Images do not belong in the copy. Retype all the entries below exactly.

(Data records for software interfaces)
[Start of Attachment]

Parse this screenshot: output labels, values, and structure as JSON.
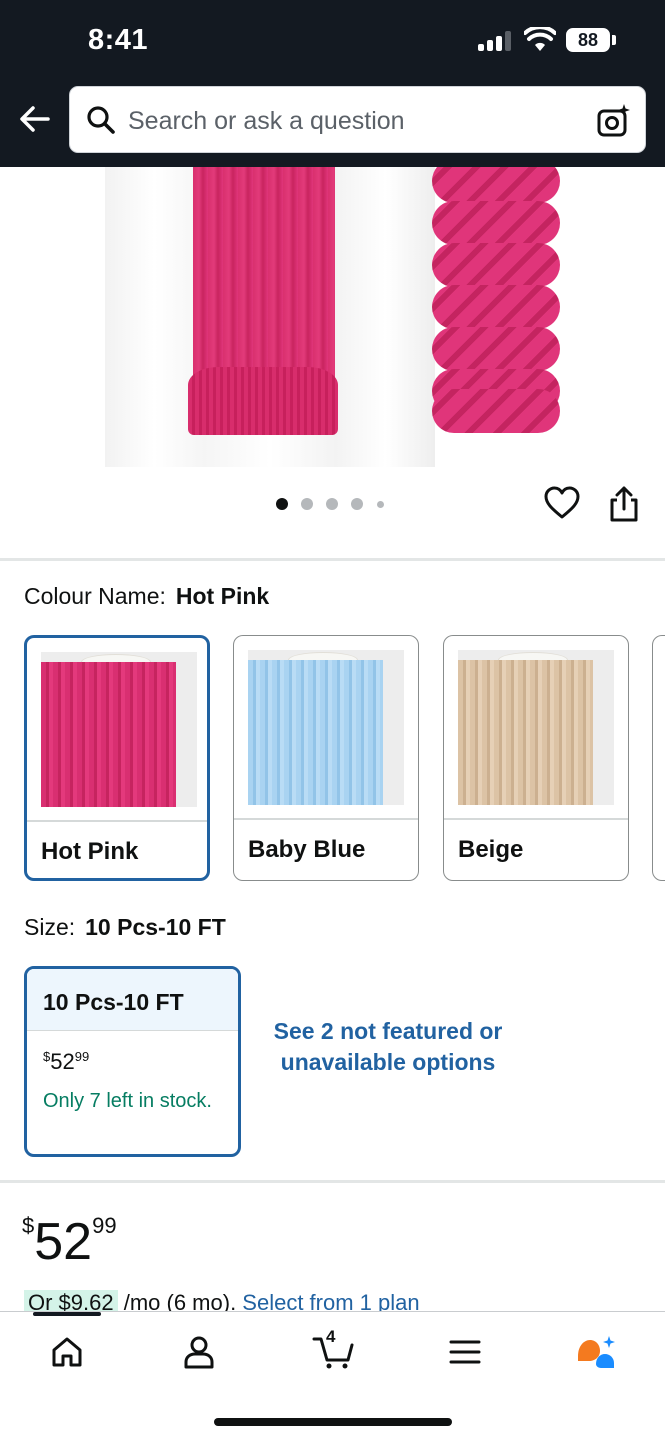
{
  "status_bar": {
    "time": "8:41",
    "battery": "88"
  },
  "search": {
    "placeholder": "Search or ask a question"
  },
  "product": {
    "image_count": 5,
    "active_image": 1
  },
  "colour": {
    "label": "Colour Name:",
    "selected": "Hot Pink",
    "options": [
      {
        "name": "Hot Pink",
        "color": "#d92f71",
        "selected": true
      },
      {
        "name": "Baby Blue",
        "color": "#a9d3f1",
        "selected": false
      },
      {
        "name": "Beige",
        "color": "#dcc3a5",
        "selected": false
      }
    ]
  },
  "size": {
    "label": "Size:",
    "selected": "10 Pcs-10 FT",
    "card": {
      "title": "10 Pcs-10 FT",
      "price_currency": "$",
      "price_whole": "52",
      "price_cents": "99",
      "stock": "Only 7 left in stock."
    },
    "see_more": "See 2 not featured or unavailable options"
  },
  "price": {
    "currency": "$",
    "whole": "52",
    "cents": "99",
    "installment_prefix": "Or $9.62",
    "installment_suffix": " /mo (6 mo). ",
    "installment_link": "Select from 1 plan"
  },
  "nav": {
    "cart_count": "4",
    "items": [
      "home-icon",
      "account-icon",
      "cart-icon",
      "menu-icon",
      "rufus-icon"
    ]
  },
  "colors": {
    "header_bg": "#131921",
    "accent_blue": "#2162a1",
    "stock_green": "#067d62"
  }
}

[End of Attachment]

▶ [Exercise answer]:
Parse this screenshot: output labels, values, and structure as JSON.
{
  "status_bar": {
    "time": "8:41",
    "battery": "88"
  },
  "search": {
    "placeholder": "Search or ask a question"
  },
  "product": {
    "image_count": 5,
    "active_image": 1
  },
  "colour": {
    "label": "Colour Name:",
    "selected": "Hot Pink",
    "options": [
      {
        "name": "Hot Pink",
        "color": "#d92f71",
        "selected": true
      },
      {
        "name": "Baby Blue",
        "color": "#a9d3f1",
        "selected": false
      },
      {
        "name": "Beige",
        "color": "#dcc3a5",
        "selected": false
      }
    ]
  },
  "size": {
    "label": "Size:",
    "selected": "10 Pcs-10 FT",
    "card": {
      "title": "10 Pcs-10 FT",
      "price_currency": "$",
      "price_whole": "52",
      "price_cents": "99",
      "stock": "Only 7 left in stock."
    },
    "see_more": "See 2 not featured or unavailable options"
  },
  "price": {
    "currency": "$",
    "whole": "52",
    "cents": "99",
    "installment_prefix": "Or $9.62",
    "installment_suffix": " /mo (6 mo). ",
    "installment_link": "Select from 1 plan"
  },
  "nav": {
    "cart_count": "4",
    "items": [
      "home-icon",
      "account-icon",
      "cart-icon",
      "menu-icon",
      "rufus-icon"
    ]
  },
  "colors": {
    "header_bg": "#131921",
    "accent_blue": "#2162a1",
    "stock_green": "#067d62"
  }
}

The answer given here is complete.